The problem: A word-for-word copy of the records below is needed, without the images.

Entries from a dataset of interfaces:
* * * * * * *

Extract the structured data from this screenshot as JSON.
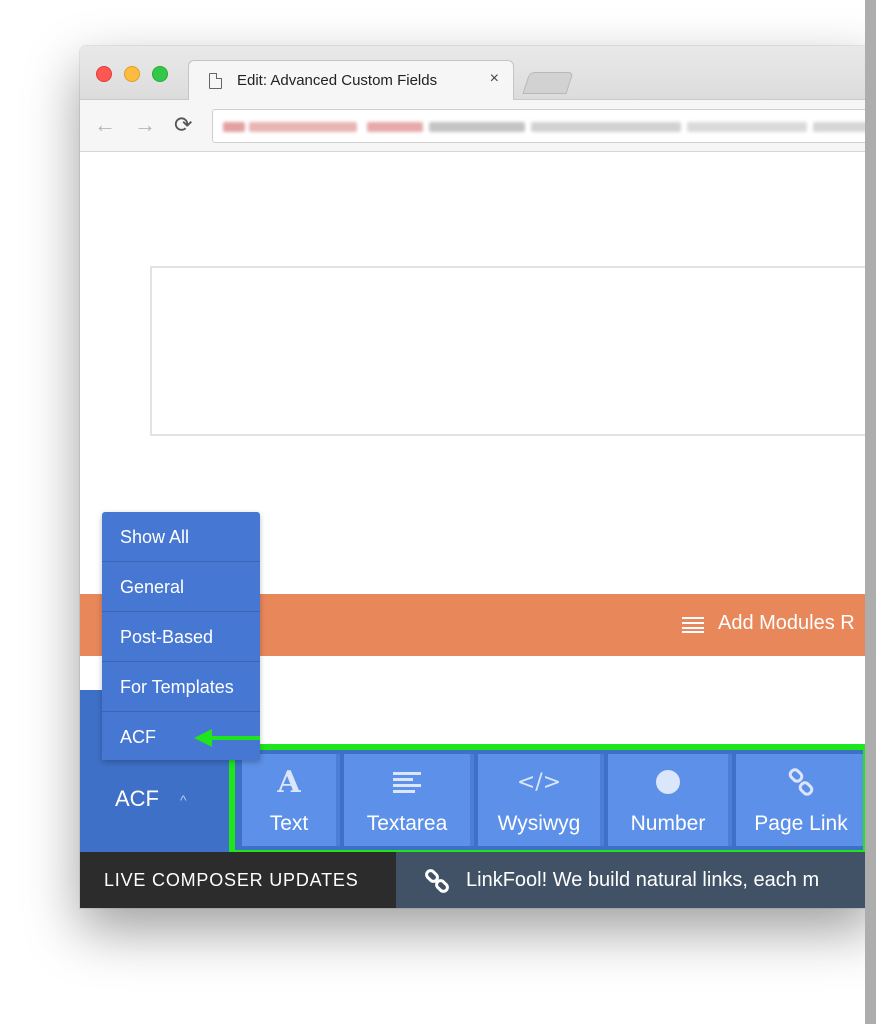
{
  "browser": {
    "tab_title": "Edit: Advanced Custom Fields",
    "tab_close": "×",
    "back_glyph": "←",
    "forward_glyph": "→",
    "reload_glyph": "⟳"
  },
  "page": {
    "orange_bar_label": "Add Modules R"
  },
  "composer": {
    "category_menu": {
      "items": [
        {
          "label": "Show All"
        },
        {
          "label": "General"
        },
        {
          "label": "Post-Based"
        },
        {
          "label": "For Templates"
        },
        {
          "label": "ACF"
        }
      ]
    },
    "current_category": "ACF",
    "current_category_chevron": "^",
    "modules": [
      {
        "label": "Text",
        "icon": "letter-a-icon",
        "glyph": "A"
      },
      {
        "label": "Textarea",
        "icon": "align-left-icon"
      },
      {
        "label": "Wysiwyg",
        "icon": "code-icon",
        "glyph": "</>"
      },
      {
        "label": "Number",
        "icon": "circle-icon"
      },
      {
        "label": "Page Link",
        "icon": "link-icon"
      }
    ]
  },
  "news_bar": {
    "label": "LIVE COMPOSER UPDATES",
    "text": "LinkFool! We build natural links, each m"
  },
  "colors": {
    "highlight": "#1ee61a",
    "panel_blue": "#3e70c7",
    "module_blue": "#5d90e8",
    "orange": "#e8875a",
    "news_bar": "#415267"
  }
}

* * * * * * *

Task result:
Extract the structured data from this screenshot as JSON.
{
  "browser": {
    "tab_title": "Edit: Advanced Custom Fields",
    "tab_close": "×",
    "back_glyph": "←",
    "forward_glyph": "→",
    "reload_glyph": "⟳"
  },
  "page": {
    "orange_bar_label": "Add Modules R"
  },
  "composer": {
    "category_menu": {
      "items": [
        {
          "label": "Show All"
        },
        {
          "label": "General"
        },
        {
          "label": "Post-Based"
        },
        {
          "label": "For Templates"
        },
        {
          "label": "ACF"
        }
      ]
    },
    "current_category": "ACF",
    "current_category_chevron": "^",
    "modules": [
      {
        "label": "Text",
        "icon": "letter-a-icon",
        "glyph": "A"
      },
      {
        "label": "Textarea",
        "icon": "align-left-icon"
      },
      {
        "label": "Wysiwyg",
        "icon": "code-icon",
        "glyph": "</>"
      },
      {
        "label": "Number",
        "icon": "circle-icon"
      },
      {
        "label": "Page Link",
        "icon": "link-icon"
      }
    ]
  },
  "news_bar": {
    "label": "LIVE COMPOSER UPDATES",
    "text": "LinkFool! We build natural links, each m"
  },
  "colors": {
    "highlight": "#1ee61a",
    "panel_blue": "#3e70c7",
    "module_blue": "#5d90e8",
    "orange": "#e8875a",
    "news_bar": "#415267"
  }
}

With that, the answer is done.